“Having those players involved who are not in the finals has a real benefit to the preparation because you get the opportunity to run your opposition attack shapes, which is a big plus in the preparation,” he said.
“It also shows where the club is – having these players from First Grade and Third grade who want to be there to help their mates across all grades.”
Taking some ‘post-season’ hits for the club this week has been veteran First Grade forward Dylan Rowe.
Although disappointed not to be still in the finals chase, Rowe said there was no question where he needed to be.
“It is hugely important for me to stay involved with the other teams in the finals series,” the straight-shooter said.
“Every year I have played club footy it has never been about playing First Grade or Second Grade or whatever, I play for Bond.
“So, if you are playing for the club you stay involved, no matter if your team has won the Wooden Spoon or is in the grand final. You have to be there.
“As a regular in first grade we depend on those fellows below us to get us ready all year. It is only right to return the favour.”
Rowe wasn’t holding back when involved in opposed sessions with Second Grade this week. And he brought something extra to those sessions.
The now-30-year-old played seven seasons and about 100 games for Brisbane Souths, who are Bond Second Grade’s opponents on Sunday.
The team sheets may have changed since he last ran on for Souths in 2017, however he was more than happy to prepare his Bond clubmates for the ‘type’ of player they will face on Sunday.
“The type of player that Souths produces is full of heart, strong and who likes to bang into things and take on a really physical game. They like to run hard and tackle hard.
“So hopefully I can try to prepare them for that … maybe give them a few harder knocks at training than what they are used to just to get the body calibrated.”
A few aches and pains this week will help Rowe exorcise some of the lingering frustrations from a First Grade season that, although cruelled by a massive injury toll, ultimately fell short of expectation.
The club’s premier side finished in fifth place and was still within striking distance of fourth when Covid dropped the curtain on the home and away season.
“I am not one to sugarcoat things, but I guess the polite way to put it is that we did not meet our own expectations,” said Rowe.
“We can say that Covid threw a spanner in the works if we want, but realistically we should never have put ourselves in that position. We lost some games that we should have won.
“When I look back, there are two things that I will remember the most about this season. There were chances that went begging for sure. But on the positive side, despite using almost 50 players in First Grade because of injury, we actually banded together quite well and overcame a lot of those obstacles.
“With all respect to the other clubs, I think if any of them had used 50 players they would have been close to the wooden spoon. I think our club showed real character to push as far as we did despite a ridiculous injury toll.”
Although just recently ticking over into the 30 age bracket, and with a baby on the way, Rowe says he has no thoughts of retiring and is looking forward to being part of Bond’s future and building the club’s culture, which he says is unrecognizable to how it was when he first joined in 2019.

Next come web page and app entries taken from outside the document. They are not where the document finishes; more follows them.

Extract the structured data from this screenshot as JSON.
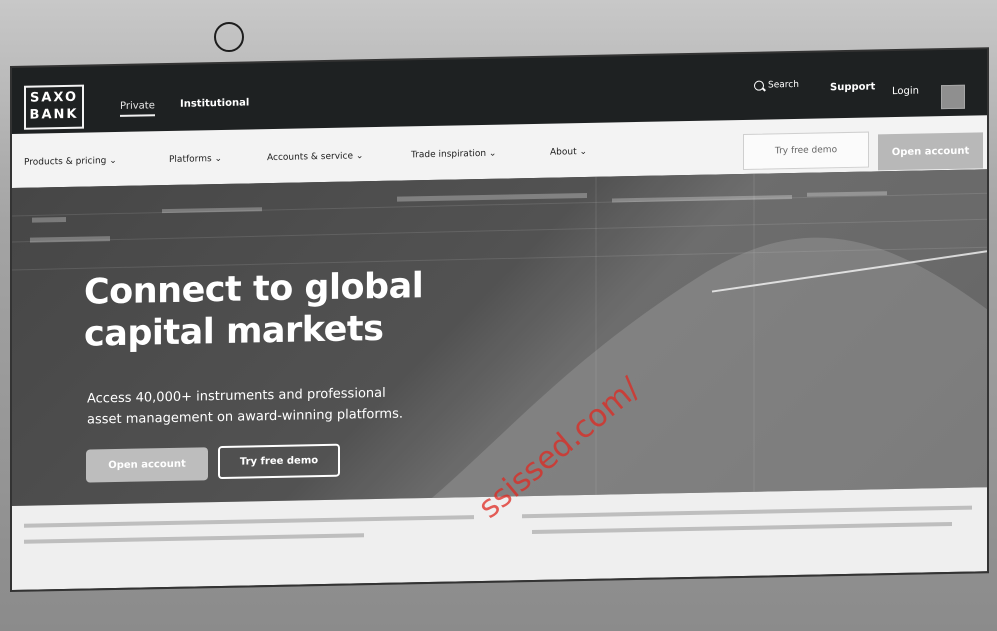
{
  "header": {
    "logo": [
      "SAXO",
      "BANK"
    ],
    "nav": [
      "Private",
      "Institutional"
    ],
    "search_label": "Search",
    "support_label": "Support",
    "login_label": "Login"
  },
  "subnav": {
    "items": [
      "Products & pricing ⌄",
      "Platforms ⌄",
      "Accounts & service ⌄",
      "Trade inspiration ⌄",
      "About ⌄"
    ],
    "try_demo": "Try free demo",
    "open_account": "Open account"
  },
  "hero": {
    "title_line_1": "Connect to global",
    "title_line_2": "capital markets",
    "subtitle_line_1": "Access 40,000+ instruments and professional",
    "subtitle_line_2": "asset management on award-winning platforms.",
    "open_button": "Open account",
    "demo_button": "Try free demo"
  },
  "watermark": "ssissed.com/",
  "icons": {
    "camera": "camera-icon",
    "search": "search-icon"
  }
}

“I don’t think that the Bond Rugby Club’s culture is a finished product yet,” he said.
“I think our culture is one of being unbelievably inclusive and ever-shifting to make everyone as comfortable as possible.
“Just like any other ‘workplace’, you are going to get all sorts of people roll through and you have to acclimatise to those different people. We do that really well at Bond. I think this is one of the few rugby clubs where, as a 30-year-old, I go for a coffee or beer with mates who are 19 years old.
“You just don’t see that at many other clubs. It is a very unique culture. It is not necessarily defined just yet, because we are still working it out. But I like where it is going.”